Insurance intermediaries saw their revenue rise 1.8% last year to reach £17.6bn – up from £17.29bn in 2019.
The £313m increase was mostly driven by a £235m rise in insurance-related income, but revenue from retail investments more than doubled to £62m while mortgage-related revenue almost doubled to £94m.
However, figures from the Financial Conduct Authority (FCA) show the number of firms registered as insurance intermediaries dropped by 11% from 4,888 to 4,352.
The FCA data does not breakdown any further, so it is not possible to show how much was earned by those operating in the health or protection markets compared to their general insurance colleagues.
For all insurance advisers commission remained the dominant income stream, rising by £420m while revenue from fees and charges rose slightly and other income dipped by £140m
Big get richer
On a firm-size basis, the largest and smallest advisers saw the greatest increase in revenue, with those in the middle actually seeing incomes drop.
Insurance intermediaries earning less than £100,000 over the year saw their average revenue increase by 4.7% to average £37,450 per firm.
Meanwhile the 208 largest businesses earning more than £10m witnessed a 5.6% increase in their average revenue, sending typical revenues soaring by £3.5m to £66.9m.
However, those firms earning between £500,000 and £10m saw their average revenue fall by £21,000 per firm to an average of 2.16m.
Overall, revenue from all non-investment insurance distribution including by mortgage brokers and investment advisers rose by 1.2% to £18.62bn.

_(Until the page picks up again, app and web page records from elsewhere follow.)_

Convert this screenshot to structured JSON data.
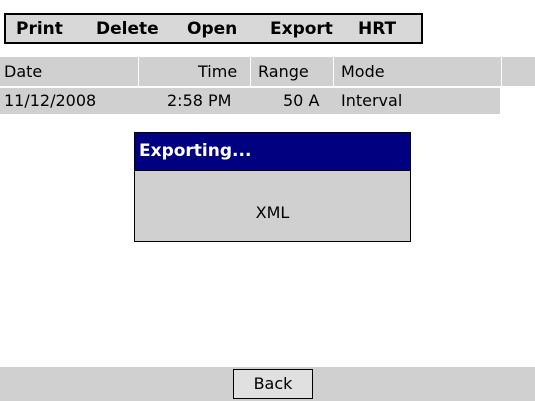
{
  "menu": {
    "print": "Print",
    "delete": "Delete",
    "open": "Open",
    "export": "Export",
    "hrt": "HRT"
  },
  "table": {
    "headers": [
      "Date",
      "Time",
      "Range",
      "Mode"
    ],
    "rows": [
      [
        "11/12/2008",
        "2:58 PM",
        "50 A",
        "Interval"
      ]
    ]
  },
  "dialog": {
    "title": "Exporting...",
    "body": "XML"
  },
  "footer": {
    "back_label": "Back"
  },
  "colors": {
    "dialog_title_bg": "#000080",
    "panel_gray": "#d0d0d0"
  }
}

And revenues for all financial advice firms rose by £116m to £24.24bn, despite the number of registered firms falling by 641 to 11,226.